Source records:
* * * *
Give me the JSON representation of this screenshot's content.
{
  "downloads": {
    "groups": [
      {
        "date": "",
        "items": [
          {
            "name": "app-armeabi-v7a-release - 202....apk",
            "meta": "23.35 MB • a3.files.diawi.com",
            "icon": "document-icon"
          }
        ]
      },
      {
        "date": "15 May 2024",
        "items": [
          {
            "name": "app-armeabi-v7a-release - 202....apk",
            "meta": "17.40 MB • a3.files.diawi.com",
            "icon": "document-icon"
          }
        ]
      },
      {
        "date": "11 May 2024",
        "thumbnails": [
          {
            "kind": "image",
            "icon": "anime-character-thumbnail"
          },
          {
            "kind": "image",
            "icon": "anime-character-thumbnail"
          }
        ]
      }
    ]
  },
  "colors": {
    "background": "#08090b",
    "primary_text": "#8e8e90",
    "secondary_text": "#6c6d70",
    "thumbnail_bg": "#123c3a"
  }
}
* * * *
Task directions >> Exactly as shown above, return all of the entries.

Output >>
Give me the JSON representation of this screenshot's content.
{
  "downloads": {
    "groups": [
      {
        "date": "",
        "items": [
          {
            "name": "app-armeabi-v7a-release - 202....apk",
            "meta": "23.35 MB • a3.files.diawi.com",
            "icon": "document-icon"
          }
        ]
      },
      {
        "date": "15 May 2024",
        "items": [
          {
            "name": "app-armeabi-v7a-release - 202....apk",
            "meta": "17.40 MB • a3.files.diawi.com",
            "icon": "document-icon"
          }
        ]
      },
      {
        "date": "11 May 2024",
        "thumbnails": [
          {
            "kind": "image",
            "icon": "anime-character-thumbnail"
          },
          {
            "kind": "image",
            "icon": "anime-character-thumbnail"
          }
        ]
      }
    ]
  },
  "colors": {
    "background": "#08090b",
    "primary_text": "#8e8e90",
    "secondary_text": "#6c6d70",
    "thumbnail_bg": "#123c3a"
  }
}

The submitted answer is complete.